Tucson
 
[Hide Comment] Try to find one route in SE Arizona that is that cool. You can't. It is climbs like that that make the Gunks so fun. Steep enough to feel like real climbing. More than one pitch. Nice air and it is so easy even a total beginner can succeed. I love this route. Feb 29, 2008
[Hide Comment] The climbing is really great and the gear is good, but the noise from the road can be a major bummer for this climb and the others at the Uberfall. So much so that communication will be a problem if you run both pitches together. Mar 26, 2009
gblauer Blauer
Wayne, PA
[Hide Comment] This is a great climb, best done in a single pitch. The first pitch is getting a bit polished in places, but, it's still great. P2 is just pure climbing pleasure. Apr 18, 2009
[Hide Comment] One can also climb directly through the corner in one pitch rather than traversing left onto the face. It probably ups the rating a half-grade - maybe - but takes great pro, has tremendous fingerlocks, and feels awesome.
Be careful with how the rope runs if you do this, as it can jam in the crack at the lip of the OH. Jan 17, 2010
[Hide Comment] I just spent a day with two climbers for their first day at the Gunks. I have to agree with the polish question - the crux of Frogs Head is pretty hard for 5.6- with all the polish, and we encountered some smooth spots on Horseman as well.

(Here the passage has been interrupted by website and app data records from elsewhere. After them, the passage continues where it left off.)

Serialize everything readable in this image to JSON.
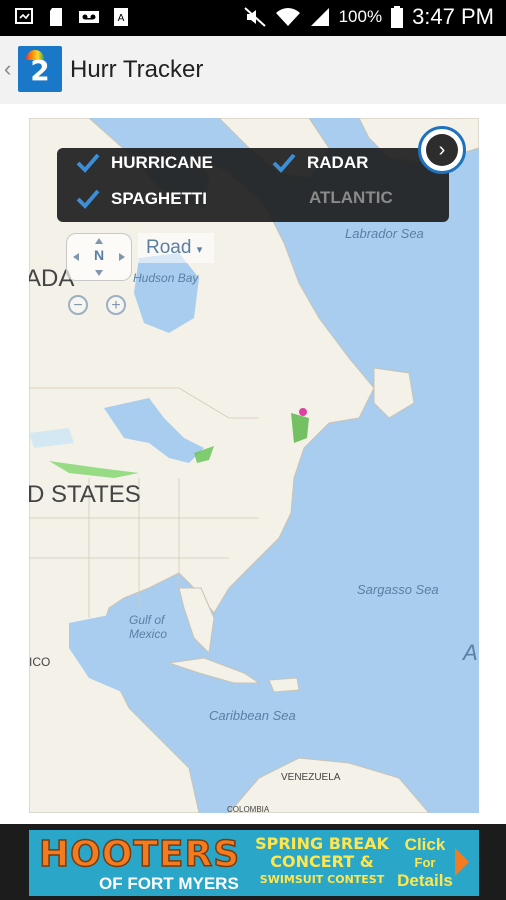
{
  "status_bar": {
    "battery_percent": "100%",
    "time": "3:47 PM",
    "left_icons": [
      "screenshot-icon",
      "sd-card-icon",
      "voicemail-icon",
      "keyboard-icon"
    ],
    "right_icons": [
      "mute-icon",
      "wifi-icon",
      "signal-icon",
      "battery-icon"
    ]
  },
  "app_bar": {
    "back_icon": "chevron-left-icon",
    "logo_text": "2",
    "title": "Hurr Tracker"
  },
  "layers_panel": {
    "options": [
      {
        "label": "HURRICANE",
        "checked": true
      },
      {
        "label": "RADAR",
        "checked": true
      },
      {
        "label": "SPAGHETTI",
        "checked": true
      },
      {
        "label": "ATLANTIC",
        "checked": false
      }
    ],
    "next_icon": "chevron-right-icon"
  },
  "map_controls": {
    "compass_label": "N",
    "map_style": "Road",
    "zoom_out_icon": "zoom-out-icon",
    "zoom_in_icon": "zoom-in-icon"
  },
  "map_labels": {
    "canada": "ADA",
    "labrador_sea": "Labrador Sea",
    "hudson_bay": "Hudson Bay",
    "united_states": "D STATES",
    "sargasso_sea": "Sargasso Sea",
    "gulf_line1": "Gulf of",
    "gulf_line2": "Mexico",
    "mexico": "ICO",
    "caribbean_sea": "Caribbean Sea",
    "venezuela": "VENEZUELA",
    "colombia": "COLOMBIA",
    "atlantic_edge": "A"
  },
  "ad_banner": {
    "brand": "HOOTERS",
    "location": "OF FORT MYERS",
    "line1": "SPRING BREAK",
    "line2": "CONCERT &",
    "line3": "SWIMSUIT CONTEST",
    "cta1": "Click",
    "cta2": "For",
    "cta3": "Details"
  },
  "colors": {
    "status_bar": "#000000",
    "app_bar": "#f2f2f2",
    "ocean": "#a8cdee",
    "land": "#f4f1e8",
    "panel": "#1e1e1e",
    "check": "#3a8fd8",
    "ad_background": "#2aa6c8",
    "ad_brand": "#f47b20",
    "ad_text": "#ffe64d"
  }
}
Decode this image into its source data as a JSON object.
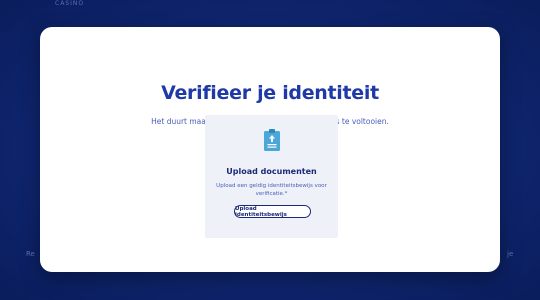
{
  "app": {
    "brand": "CASINO"
  },
  "background": {
    "left_text": "Re",
    "right_text": "je"
  },
  "modal": {
    "title": "Verifieer je identiteit",
    "subtitle": "Het duurt maar een paar seconden om het proces te voltooien."
  },
  "upload_card": {
    "icon": "document-upload-icon",
    "title": "Upload documenten",
    "description": "Upload een geldig identiteitsbewijs voor verificatie.*",
    "button_label": "Upload identiteitsbewijs"
  },
  "colors": {
    "accent": "#1f3aa8",
    "backdrop": "#0f2670",
    "icon": "#4aa8d8"
  }
}
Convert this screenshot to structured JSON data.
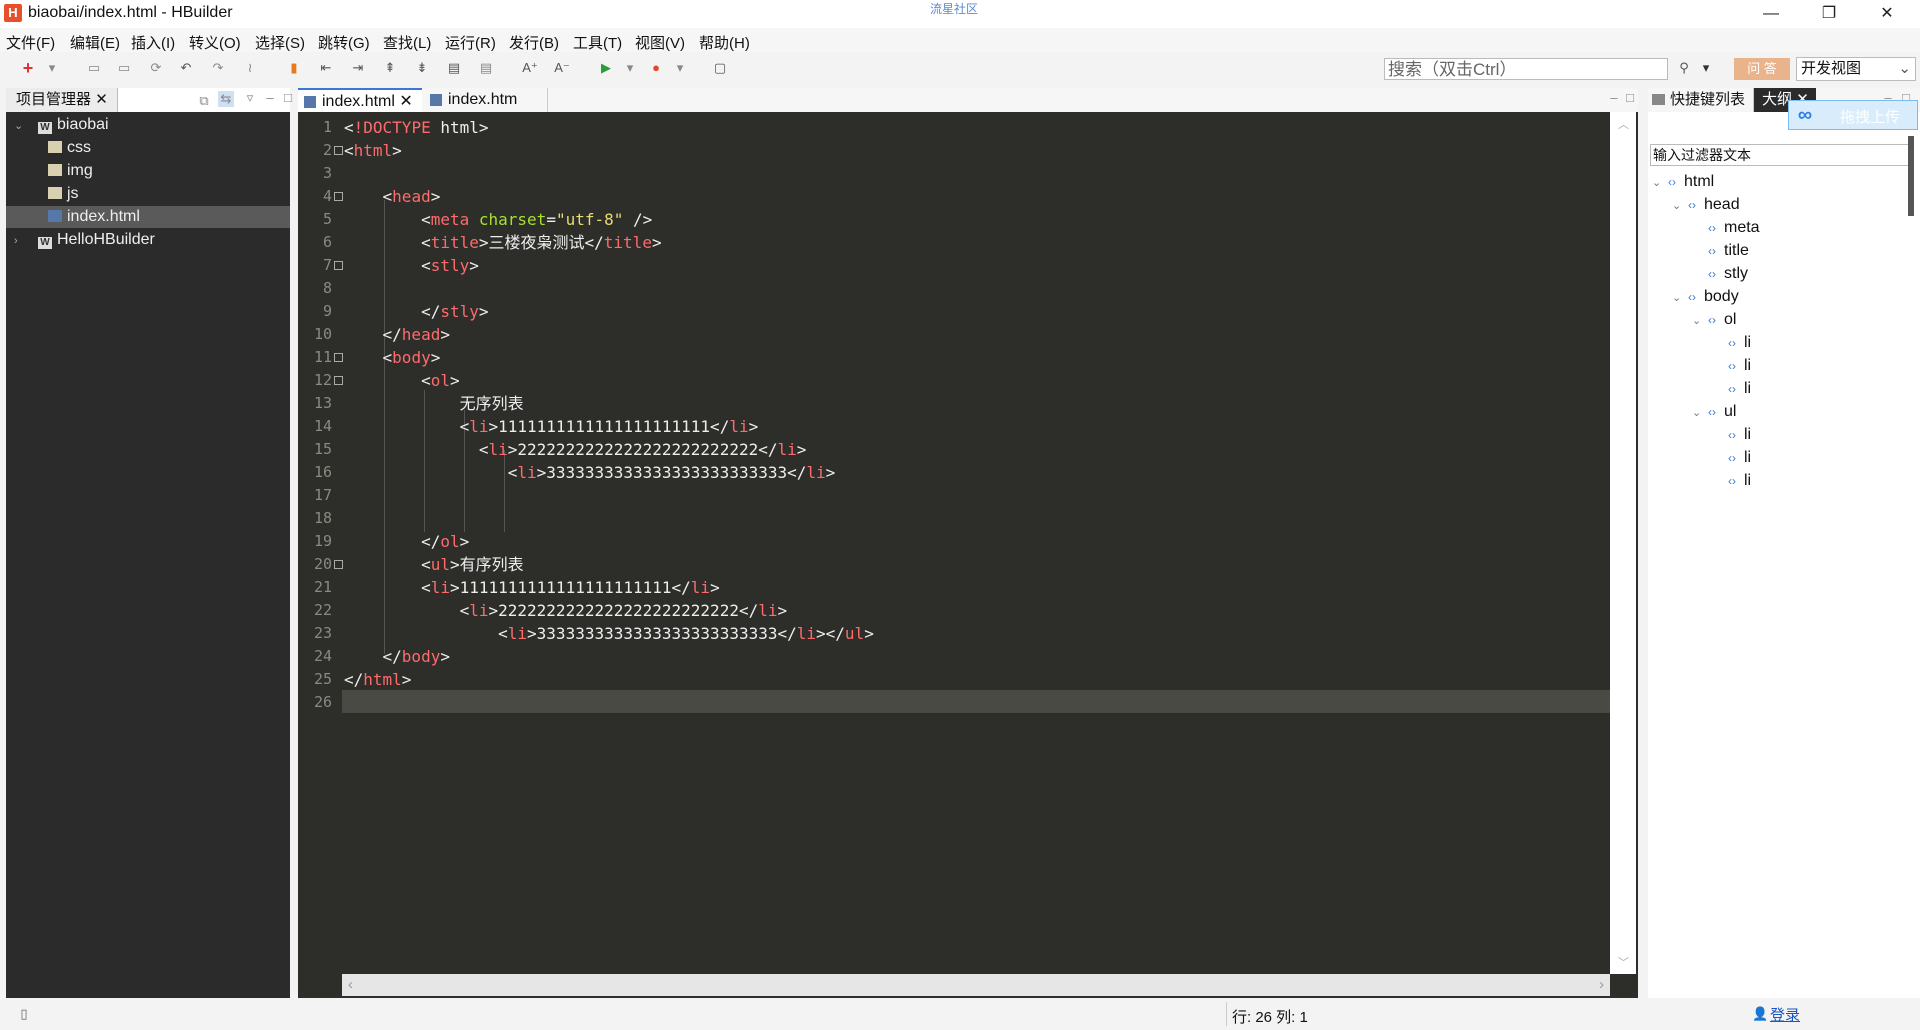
{
  "window": {
    "title": "biaobai/index.html  -  HBuilder",
    "center_text": "流星社区",
    "logo": "H"
  },
  "menu": [
    "文件(F)",
    "编辑(E)",
    "插入(I)",
    "转义(O)",
    "选择(S)",
    "跳转(G)",
    "查找(L)",
    "运行(R)",
    "发行(B)",
    "工具(T)",
    "视图(V)",
    "帮助(H)"
  ],
  "toolbar": {
    "search_placeholder": "搜索（双击Ctrl）",
    "ask_label": "问 答",
    "view_select": "开发视图"
  },
  "project": {
    "title": "项目管理器",
    "tree": [
      {
        "label": "biaobai",
        "type": "project",
        "level": 0
      },
      {
        "label": "css",
        "type": "folder",
        "level": 1
      },
      {
        "label": "img",
        "type": "folder",
        "level": 1
      },
      {
        "label": "js",
        "type": "folder",
        "level": 1
      },
      {
        "label": "index.html",
        "type": "file",
        "level": 1,
        "selected": true
      },
      {
        "label": "HelloHBuilder",
        "type": "project",
        "level": 0
      }
    ]
  },
  "editor": {
    "tabs": [
      {
        "label": "index.html",
        "active": true
      },
      {
        "label": "index.htm",
        "active": false
      }
    ],
    "lines": [
      {
        "n": "1",
        "fold": false,
        "code": "<!DOCTYPE html>"
      },
      {
        "n": "2",
        "fold": true,
        "code": "<html>"
      },
      {
        "n": "3",
        "fold": false,
        "code": ""
      },
      {
        "n": "4",
        "fold": true,
        "code": "    <head>"
      },
      {
        "n": "5",
        "fold": false,
        "code": "        <meta charset=\"utf-8\" />"
      },
      {
        "n": "6",
        "fold": false,
        "code": "        <title>三楼夜枭测试</title>"
      },
      {
        "n": "7",
        "fold": true,
        "code": "        <stly>"
      },
      {
        "n": "8",
        "fold": false,
        "code": ""
      },
      {
        "n": "9",
        "fold": false,
        "code": "        </stly>"
      },
      {
        "n": "10",
        "fold": false,
        "code": "    </head>"
      },
      {
        "n": "11",
        "fold": true,
        "code": "    <body>"
      },
      {
        "n": "12",
        "fold": true,
        "code": "        <ol>"
      },
      {
        "n": "13",
        "fold": false,
        "code": "            无序列表"
      },
      {
        "n": "14",
        "fold": false,
        "code": "            <li>1111111111111111111111</li>"
      },
      {
        "n": "15",
        "fold": false,
        "code": "              <li>2222222222222222222222222</li>"
      },
      {
        "n": "16",
        "fold": false,
        "code": "                 <li>3333333333333333333333333</li>"
      },
      {
        "n": "17",
        "fold": false,
        "code": ""
      },
      {
        "n": "18",
        "fold": false,
        "code": ""
      },
      {
        "n": "19",
        "fold": false,
        "code": "        </ol>"
      },
      {
        "n": "20",
        "fold": true,
        "code": "        <ul>有序列表"
      },
      {
        "n": "21",
        "fold": false,
        "code": "        <li>1111111111111111111111</li>"
      },
      {
        "n": "22",
        "fold": false,
        "code": "            <li>2222222222222222222222222</li>"
      },
      {
        "n": "23",
        "fold": false,
        "code": "                <li>3333333333333333333333333</li></ul>"
      },
      {
        "n": "24",
        "fold": false,
        "code": "    </body>"
      },
      {
        "n": "25",
        "fold": false,
        "code": "</html>"
      },
      {
        "n": "26",
        "fold": false,
        "code": ""
      }
    ]
  },
  "right": {
    "tab1": "快捷键列表",
    "tab2": "大纲",
    "upload_label": "拖拽上传",
    "filter_placeholder": "输入过滤器文本",
    "outline": [
      {
        "label": "html",
        "level": 0,
        "expanded": true
      },
      {
        "label": "head",
        "level": 1,
        "expanded": true
      },
      {
        "label": "meta",
        "level": 2
      },
      {
        "label": "title",
        "level": 2
      },
      {
        "label": "stly",
        "level": 2
      },
      {
        "label": "body",
        "level": 1,
        "expanded": true
      },
      {
        "label": "ol",
        "level": 2,
        "expanded": true
      },
      {
        "label": "li",
        "level": 3
      },
      {
        "label": "li",
        "level": 3
      },
      {
        "label": "li",
        "level": 3
      },
      {
        "label": "ul",
        "level": 2,
        "expanded": true
      },
      {
        "label": "li",
        "level": 3
      },
      {
        "label": "li",
        "level": 3
      },
      {
        "label": "li",
        "level": 3
      }
    ]
  },
  "status": {
    "position": "行: 26 列: 1",
    "login": "登录"
  }
}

I've never heard anyone question the rating of Horseman in 20 years. It might be the defining 5.5 in the Gunks. Does anyone claim that there isn't some 5.5 climbing in the last half of the second pitch? Jul 26, 2010
farkas.time
Albuquerque, NM
  5.5
[Hide Comment] Excellent, excellent moderate climb. Pro is abundant, but tricky, and crux is a little committing, so I wouldn't recommend for a beginner lead, despite the grade. May 29, 2012
Logan Schiff
Brooklyn, NY
[Hide Comment] Great climb! Moves are on the soft side for Gunks 5.5, but I still find it a somewhat heady/uncomfortable lead. Gear placement is ample but occasionally thoughtful, good amount of exposure, some of the footholds before the traverse are a tiny bit awkward, and there is the potential for a good amount of rope drag if you don't extend enough. Jul 25, 2012
JSH

[Hide Comment] What happened to the tree on p1?
Time, love & tenderness. Apr 9, 2013
[Hide Comment] I found the big corner / dihedral had lots of awkward moves. Not many with elegant stemming, and fewer of those if your legs aren't fairly long.

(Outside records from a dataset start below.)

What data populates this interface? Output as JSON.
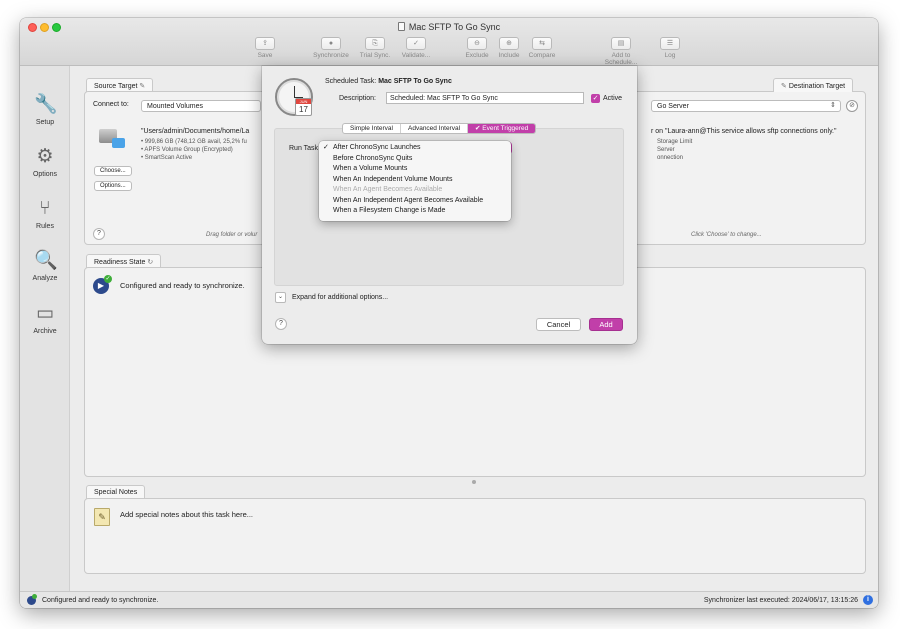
{
  "window": {
    "title": "Mac SFTP To Go Sync"
  },
  "toolbar": [
    {
      "label": "Save",
      "icon": "save-icon",
      "glyph": "⇪",
      "enabled": false
    },
    {
      "label": "Synchronize",
      "icon": "sync-icon",
      "glyph": "●",
      "enabled": false
    },
    {
      "label": "Trial Sync.",
      "icon": "trial-sync-icon",
      "glyph": "⎘",
      "enabled": false
    },
    {
      "label": "Validate...",
      "icon": "validate-icon",
      "glyph": "✓",
      "enabled": false
    },
    {
      "label": "Exclude",
      "icon": "exclude-icon",
      "glyph": "⊖",
      "enabled": false
    },
    {
      "label": "Include",
      "icon": "include-icon",
      "glyph": "⊕",
      "enabled": false
    },
    {
      "label": "Compare",
      "icon": "compare-icon",
      "glyph": "⇆",
      "enabled": false
    },
    {
      "label": "Add to Schedule...",
      "icon": "schedule-icon",
      "glyph": "▤",
      "enabled": false
    },
    {
      "label": "Log",
      "icon": "log-icon",
      "glyph": "☰",
      "enabled": false
    }
  ],
  "sidebar": [
    {
      "label": "Setup",
      "icon": "wrench-icon",
      "glyph": "🔧"
    },
    {
      "label": "Options",
      "icon": "gear-icon",
      "glyph": "⚙"
    },
    {
      "label": "Rules",
      "icon": "rules-icon",
      "glyph": "⑂"
    },
    {
      "label": "Analyze",
      "icon": "analyze-icon",
      "glyph": "🔍"
    },
    {
      "label": "Archive",
      "icon": "archive-icon",
      "glyph": "▭"
    }
  ],
  "source": {
    "tab": "Source Target",
    "connect_label": "Connect to:",
    "connect_value": "Mounted Volumes",
    "path": "\"Users/admin/Documents/home/La",
    "details": [
      "• 999,86 GB (748,12 GB avail, 25,2% fu",
      "• APFS Volume Group (Encrypted)",
      "• SmartScan Active"
    ],
    "choose_btn": "Choose...",
    "options_btn": "Options...",
    "drag_hint": "Drag folder or volur"
  },
  "destination": {
    "tab": "Destination Target",
    "connect_value": "Go Server",
    "path": "r on \"Laura-ann@This service allows sftp connections only.\"",
    "details": [
      "Storage Limit",
      "Server",
      "onnection"
    ],
    "hint": "Click 'Choose' to change..."
  },
  "readiness": {
    "tab": "Readiness State",
    "message": "Configured and ready to synchronize."
  },
  "notes": {
    "tab": "Special Notes",
    "placeholder": "Add special notes about this task here..."
  },
  "status": {
    "message": "Configured and ready to synchronize.",
    "last_executed": "Synchronizer last executed:  2024/06/17, 13:15:26"
  },
  "dialog": {
    "task_label": "Scheduled Task:",
    "task_name": "Mac SFTP To Go Sync",
    "description_label": "Description:",
    "description_value": "Scheduled: Mac SFTP To Go Sync",
    "active_label": "Active",
    "active": true,
    "calendar_month": "JUN",
    "calendar_day": "17",
    "tabs": [
      "Simple Interval",
      "Advanced Interval",
      "✔ Event Triggered"
    ],
    "active_tab": 2,
    "run_task_label": "Run Task",
    "expand_label": "Expand for additional options...",
    "cancel_btn": "Cancel",
    "add_btn": "Add"
  },
  "dropdown": {
    "selected_index": 0,
    "items": [
      {
        "label": "After ChronoSync Launches",
        "enabled": true
      },
      {
        "label": "Before ChronoSync Quits",
        "enabled": true
      },
      {
        "label": "When a Volume Mounts",
        "enabled": true
      },
      {
        "label": "When An Independent Volume Mounts",
        "enabled": true
      },
      {
        "label": "When An Agent Becomes Available",
        "enabled": false
      },
      {
        "label": "When An Independent Agent Becomes Available",
        "enabled": true
      },
      {
        "label": "When a Filesystem Change is Made",
        "enabled": true
      }
    ]
  },
  "colors": {
    "accent": "#c13fa9",
    "status_ok": "#3fae3a",
    "info": "#2f6fe0"
  }
}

Overall a interesting + great climb, but don't be surprised if you can't find an elegant way to do much of the dihedral.

I think the direct variation (continuing up the corner where it gets overhanging along left side of roof) is pretty fun (though likely much harder for people less tall than 5ft5inch). Jul 12, 2014
Kevin Heckeler
Las Vegas, NV
  5.5
[Hide Comment] The rope on the first anchor is getting weathered and the backside of the knot is worn through the sheath. IMO the climb is better combining both pitches to the top anyway (just watch the rap from the top, requires a 70m - or just walkoff right). Feb 22, 2016
David Stephenson
Mount Wellington, Tasmania
 
[Hide Comment] Great route - it is graded 5.4 in 1972 Williams guide. I first led it around 1972, possibly placing pitons on lead.....glad we don't do it that way anymore. I think the first Chouinard hexcentrics came out around that time, hastening the "clean climbing" revolution. Many Gunks climbs were pretty dicey with only passive nuts, hence the placing of fixed pins prior to cams. Aug 10, 2017
Shane Kenyon
Canandaigua (city), NY
 
[Hide Comment] Being 6'4" I felt the high steps were more interesting than they might be for a shorter person. Agree with some of the polish comments but just for the first 10-20 feet. Nov 18, 2017
David Kerkeslager
New Paltz, NY
  5.5
[Hide Comment] I climbed the 5.6 variation that goes through the overhangs today and highly recommend it. Jun 19, 2018
B Randon
  5.5
[Hide Comment] This was my first ever lead on gear, the traverse is simple and there's really only one committing move afterwards. Gear was pretty easy to place, and there are stances everywhere on this route to do so. Sep 23, 2018